Continuing north I was able to get much closer to the storm and noticed it looked more intense. A quick check of the radar would confirm my observation and I was able to navigate to the storm. By the time I reached the storm the sun was setting and I was losing light quickly, but I wanted to get a good shot. Lightning was exploding from the updraft and the sinister looking core now so I set up my camera and started firing off shots hoping to catch a strike in one the exposures. I ended up with some fantastic results and stood in awe as the storm drew closer. Eventually I was hit with outflow wind and heavy rain and needed to retreat to get away from the torrent. While bailing south I came across this small shed with the Texas flag painted on the side. It caught my eye and I thought it would make a fantastic foreground element to the looming storm behind me. I pulled over and quickly set up for another shot.
I sat with my camera poised and ready for the lightning. But something odd happened—the lightning stopped. I could still hear the rumbling of thunder in the storm but I never saw any lightning. I felt a drop of rain hit my cheekbone, the kind of heavy cold rain that lets you know a downpour is imminent. I was just about ready to go home and I thought I would get one more shot just for good measure. I pressed down the button on my remote release and the mirror slapped up exposing the sensor. For six seconds that shutter remained open just waiting for the prefect bolt of lightning to strike. It seems like an eternity waiting for lightning while your shutter is open. Your staring intently on the area you last saw lightning and anticipating where that bolt of energy will land in your frame. The image pops into your head and you can feel the excitement welling up inside you ready to burst. And then, almost like the storm is openly mocking you, the camera’s shutter closes. No lightning…again.

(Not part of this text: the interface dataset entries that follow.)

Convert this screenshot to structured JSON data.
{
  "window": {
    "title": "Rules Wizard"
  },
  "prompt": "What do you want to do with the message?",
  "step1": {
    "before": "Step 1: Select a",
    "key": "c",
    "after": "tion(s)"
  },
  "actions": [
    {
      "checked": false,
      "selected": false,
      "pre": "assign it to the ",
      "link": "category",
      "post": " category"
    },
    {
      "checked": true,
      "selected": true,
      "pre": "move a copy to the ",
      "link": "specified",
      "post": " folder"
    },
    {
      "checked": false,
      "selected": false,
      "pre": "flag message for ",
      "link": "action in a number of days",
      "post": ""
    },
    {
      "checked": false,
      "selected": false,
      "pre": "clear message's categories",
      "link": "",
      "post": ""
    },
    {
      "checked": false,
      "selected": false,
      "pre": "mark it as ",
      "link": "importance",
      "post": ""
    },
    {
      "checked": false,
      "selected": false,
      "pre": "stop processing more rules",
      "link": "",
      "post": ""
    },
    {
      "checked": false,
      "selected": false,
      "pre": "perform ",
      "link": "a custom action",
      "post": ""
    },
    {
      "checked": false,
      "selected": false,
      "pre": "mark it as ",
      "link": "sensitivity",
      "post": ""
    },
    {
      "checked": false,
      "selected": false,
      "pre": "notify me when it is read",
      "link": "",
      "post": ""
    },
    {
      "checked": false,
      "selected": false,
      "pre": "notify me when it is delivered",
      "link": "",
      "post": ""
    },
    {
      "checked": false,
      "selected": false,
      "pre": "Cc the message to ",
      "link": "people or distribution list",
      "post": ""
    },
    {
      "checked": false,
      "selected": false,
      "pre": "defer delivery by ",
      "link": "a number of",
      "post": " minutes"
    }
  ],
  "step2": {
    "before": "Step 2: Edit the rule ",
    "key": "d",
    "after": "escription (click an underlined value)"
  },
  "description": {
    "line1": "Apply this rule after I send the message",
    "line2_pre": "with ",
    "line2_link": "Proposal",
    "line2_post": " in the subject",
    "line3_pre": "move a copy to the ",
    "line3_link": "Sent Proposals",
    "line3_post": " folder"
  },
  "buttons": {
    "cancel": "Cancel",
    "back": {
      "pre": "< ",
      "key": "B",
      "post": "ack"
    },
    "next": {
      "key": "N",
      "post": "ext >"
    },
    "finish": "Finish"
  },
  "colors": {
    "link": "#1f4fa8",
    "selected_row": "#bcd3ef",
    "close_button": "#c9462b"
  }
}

Sometimes that is how it goes you don’t get the shot, or you think you don’t get the shot. Out of just pure spite I stayed in the path of the storm. I was defiant against the gusty winds and the incoming rain. I made one final exposure and right before the shutter closed I saw a bright pulse come directly from the vault just ahead of the core of the storm. This time I got the shot I wanted. I captured two brilliant lightning bolts from a beautifully sculpted supercell updraft with a shed that had the Texas flag painted on the side. I sighed a big sigh of relief and said to myself, “Only in Texas”. What I like most about this photo is the storm reflects the color scheme of the Texas flag unifying the color and composition. I came back with a spectacular shot that evening and one of my favorites of 2015.